Music materials are unique items in the library world and must be approached in ways that consider the many different formats and content types. James Mason provides an examination of the considerations that factor into describing music materials so they can be found.
In 2014, Queen’s University Library embarked on a public services review to determine how best to work within our resources while fulfilling our mandate and moving towards our vision. The review followed an appreciative inquiry process and resulted in the following recommendations:
- Integrate service points (one desk at each location instead of several)
- Create a unit to manage all service points
- Optimize technology for better service delivery
To implement these recommendations, the library created a charter for the Service Point Development project.

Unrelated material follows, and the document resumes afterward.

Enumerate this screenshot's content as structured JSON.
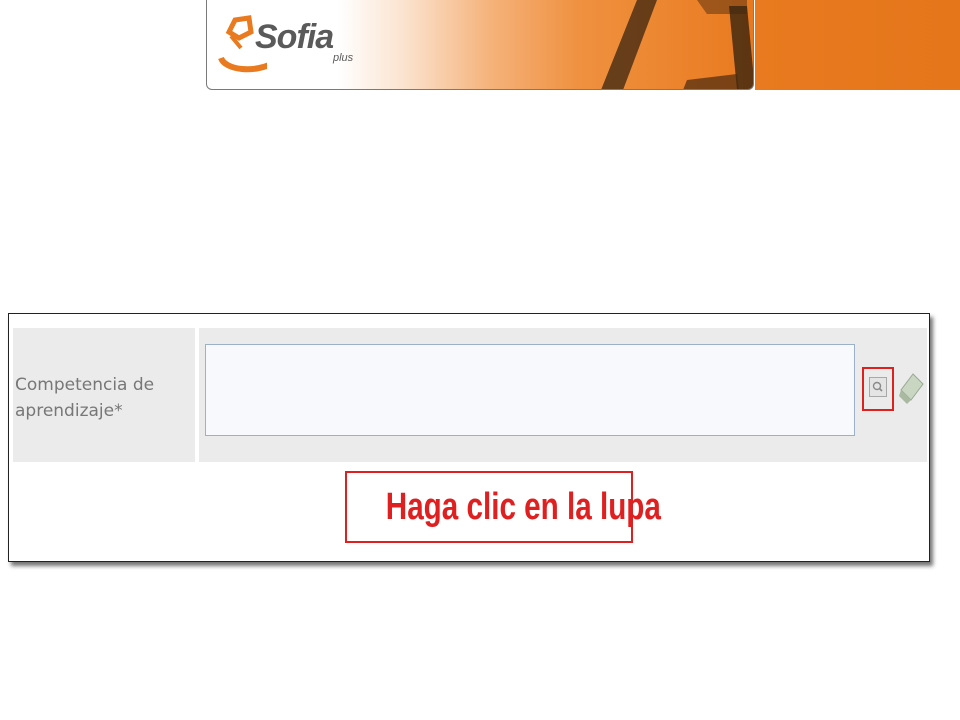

The Service Point Development project’s goals were to:
- Determine the kinds and levels of service that library service points would provide
- Identify the staffing requirements for library service points

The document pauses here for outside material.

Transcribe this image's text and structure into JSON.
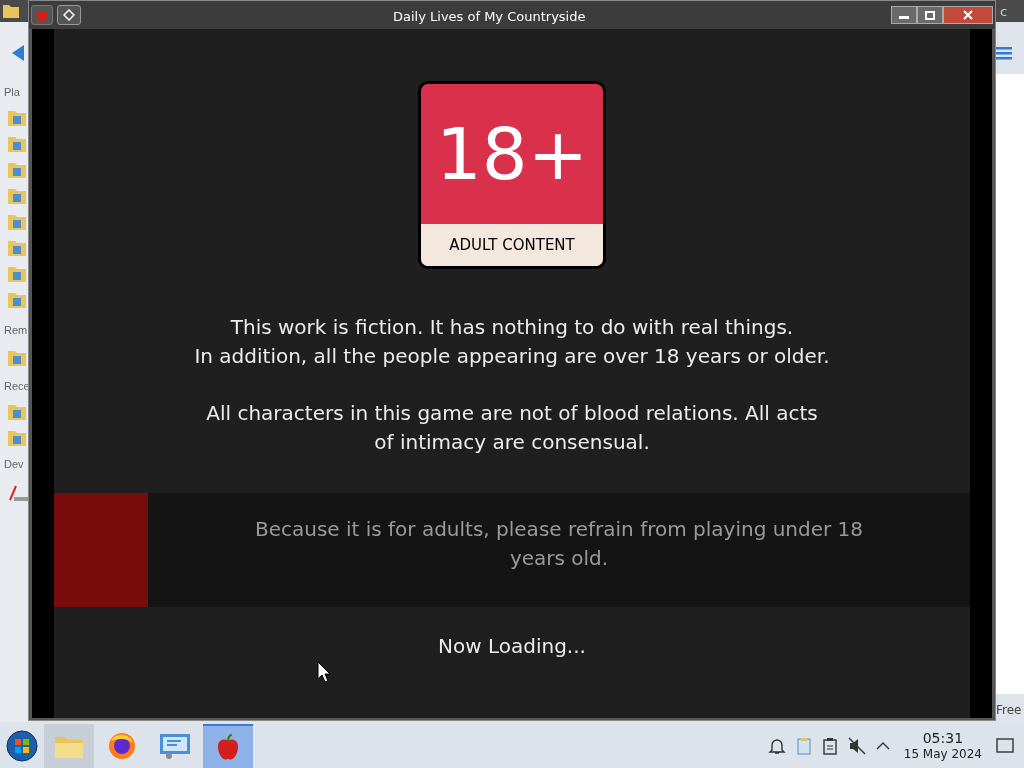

While the Service Point Development Project undertook the review of tasks, services and staffing levels across the library, the Office of the Vice-Principal & University Librarian created a new organizational division to manage service points. The new unit was called Information Services (IS) and I was appointed as Head in April 2015.
In May 2015, staff assigned to the new unit received notice of reassignment with a starting date of August 1st for their new roles. The assignments included new roles such as Reserves, Technology, and Interlibrary Loan Coordinators. Reference Assistants would be cross-appointed to their faculty units (Health Sciences, Humanities and Social Sciences, Engineering and Science, Education, and Law) and Information Services.

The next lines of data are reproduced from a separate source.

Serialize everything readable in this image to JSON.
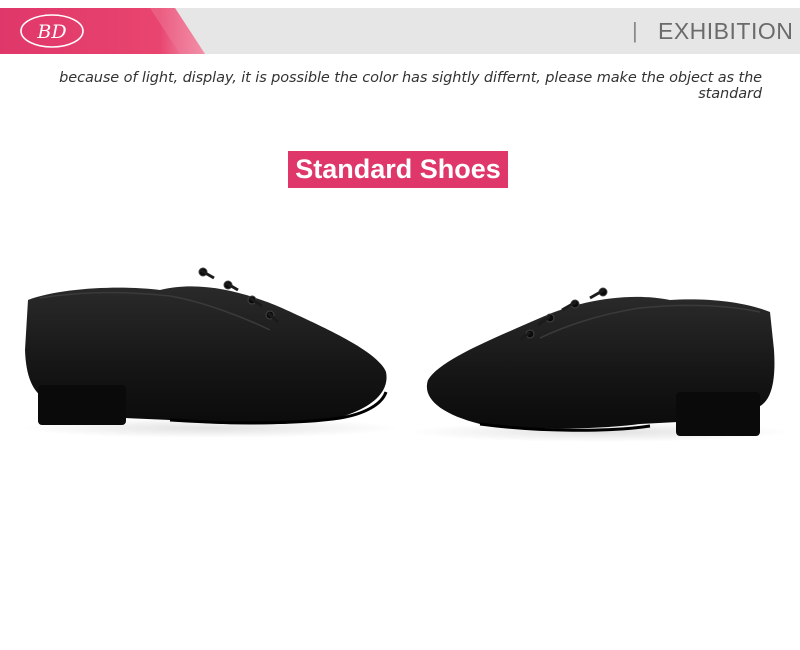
{
  "header": {
    "logo_text": "BD",
    "section_title": "EXHIBITION",
    "separator": "|",
    "colors": {
      "accent": "#e0376a",
      "bar": "#e6e6e6"
    }
  },
  "notice": "because of light, display,  it is possible the color has sightly differnt, please make  the object as the standard",
  "section": {
    "title": "Standard Shoes"
  },
  "images": [
    {
      "name": "shoe-left-view",
      "color": "#111111"
    },
    {
      "name": "shoe-right-view",
      "color": "#111111"
    }
  ]
}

Over the summer of 2015, the library closed the Service Point Development Project, and Information Services took on the tasks and goals as part of its overall operations. As a new division, Information Services reviewed workflows at each service point and examined what was working, what could improve, and what could cease. We undertook this assessment in late September and again six months later to determine whether anything had changed. As to what was going well six months in, staff indicated that:
- Communication had improved
- Nametags helped with customer service
- Staff were able to see the bigger picture (the library as part of the university)
- Staff took pride in their work
- Regular meetings were being held
- Coverage requests were being met
Staff also commented on what could be improved, noting that:
- Cross-training needed to have clearer objectives/responsibilities
- Reserves required more staff and streamlining
- The collection of statistics at all service points needed to be streamlined
We also agreed to cease the following tasks altogether:
- Collecting call slip statistics
- Handling cash at some locations
- Focusing on wait times at the desks
With the assessments mentioned above, the library’s new service philosophy and, most recently, the library hours principles, we began cross-training staff on reserves (physical materials and Ares, our eReserves management system) and interlibrary loans processing. Upon seeking feedback from our users, and reviewing our circulation, reference and gate count statistics, we further implemented equal rotation of weekend and evening shifts for all staff in Information Services.
In addition to the changes to full-time staff, we also made some adjustments to the student staff cohort. Student assistants who reported to Information Services were merged with the Queen’s Learning Commons (QLC) student assistants, and their training included QLC, customer service and service point training (e.g. circulation, retrievals, etc.). This new cohort would not be responsible for stack maintenance. Instead, they would provide peer-to-peer help at our service points when needed (mostly evenings and weekends) and help with all types of questions and requests at service points. Stack maintenance would now fall within the Collection Development and Assessment division (now known as Information Resources).
Since the Information Services division was created, the team has completed projects such as purchasing a scheduling software product to schedule staff and student assistants (2016), setting up self-service checkout at our Law Library service point (2017), welcoming staff from the Adaptive Technology Centre (May 2017) and from the Open Scholarship Services division to our team (September 2017), rotating staff evening and weekend hours at all service points (September 2018), reviewing workflows at each service point (2017-2018), applying the library hours principles at all service points (Spring 2018), hiring an Information Services Supervisor (April 2018), hiring 3 new technicians for our team (December 2017 and September 2018), and creating an Ask Us Reference Assistant position for Information Services (May 2018).
The last few years have been an exciting time at Queen’s Library and academic libraries as a whole. As libraries and services evolve, I look forward to our role as leaders of customer service par excellence for our community.
Nathalie Soini is Head of Information Services and liaison librarian for French Studies and Languages, Literatures, and Culture at Queen’s University. Normally, she can be reached at soinin [at] queensu.ca. Nathalie is currently on a research leave at the University of Western Australia (Perth, WA). Please feel free to email her at nathalie.soini [at] uwa.edu.au.
Cover image photo credit: Garrett Elliott.